▸ **EXERCISE DESCRIPTION**
Retype the whole listing below precisely.
** DATA FOR THIS EXERCISE follows **
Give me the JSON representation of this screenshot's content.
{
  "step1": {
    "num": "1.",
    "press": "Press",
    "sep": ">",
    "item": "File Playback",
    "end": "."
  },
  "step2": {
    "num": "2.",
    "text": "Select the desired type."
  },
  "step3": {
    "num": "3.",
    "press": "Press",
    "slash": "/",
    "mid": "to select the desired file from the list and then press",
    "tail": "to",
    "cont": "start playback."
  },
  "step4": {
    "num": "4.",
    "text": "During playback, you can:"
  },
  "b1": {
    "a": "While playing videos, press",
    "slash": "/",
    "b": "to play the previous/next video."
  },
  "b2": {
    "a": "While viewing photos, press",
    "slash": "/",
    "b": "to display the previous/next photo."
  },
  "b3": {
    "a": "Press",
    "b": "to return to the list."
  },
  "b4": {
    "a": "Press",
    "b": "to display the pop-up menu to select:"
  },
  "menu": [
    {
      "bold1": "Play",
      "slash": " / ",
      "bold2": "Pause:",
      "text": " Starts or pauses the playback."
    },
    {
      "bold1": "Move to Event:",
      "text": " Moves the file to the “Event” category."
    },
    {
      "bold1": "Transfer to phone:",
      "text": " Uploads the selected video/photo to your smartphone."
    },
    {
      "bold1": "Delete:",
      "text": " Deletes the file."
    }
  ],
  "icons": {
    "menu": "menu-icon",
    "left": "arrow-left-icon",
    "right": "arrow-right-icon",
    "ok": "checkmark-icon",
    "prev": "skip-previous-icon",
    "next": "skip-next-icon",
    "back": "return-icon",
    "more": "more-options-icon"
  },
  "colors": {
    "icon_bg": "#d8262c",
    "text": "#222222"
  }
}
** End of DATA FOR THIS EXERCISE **
▸ **TASK OUTPUT**
Give me the JSON representation of this screenshot's content.
{
  "step1": {
    "num": "1.",
    "press": "Press",
    "sep": ">",
    "item": "File Playback",
    "end": "."
  },
  "step2": {
    "num": "2.",
    "text": "Select the desired type."
  },
  "step3": {
    "num": "3.",
    "press": "Press",
    "slash": "/",
    "mid": "to select the desired file from the list and then press",
    "tail": "to",
    "cont": "start playback."
  },
  "step4": {
    "num": "4.",
    "text": "During playback, you can:"
  },
  "b1": {
    "a": "While playing videos, press",
    "slash": "/",
    "b": "to play the previous/next video."
  },
  "b2": {
    "a": "While viewing photos, press",
    "slash": "/",
    "b": "to display the previous/next photo."
  },
  "b3": {
    "a": "Press",
    "b": "to return to the list."
  },
  "b4": {
    "a": "Press",
    "b": "to display the pop-up menu to select:"
  },
  "menu": [
    {
      "bold1": "Play",
      "slash": " / ",
      "bold2": "Pause:",
      "text": " Starts or pauses the playback."
    },
    {
      "bold1": "Move to Event:",
      "text": " Moves the file to the “Event” category."
    },
    {
      "bold1": "Transfer to phone:",
      "text": " Uploads the selected video/photo to your smartphone."
    },
    {
      "bold1": "Delete:",
      "text": " Deletes the file."
    }
  ],
  "icons": {
    "menu": "menu-icon",
    "left": "arrow-left-icon",
    "right": "arrow-right-icon",
    "ok": "checkmark-icon",
    "prev": "skip-previous-icon",
    "next": "skip-next-icon",
    "back": "return-icon",
    "more": "more-options-icon"
  },
  "colors": {
    "icon_bg": "#d8262c",
    "text": "#222222"
  }
}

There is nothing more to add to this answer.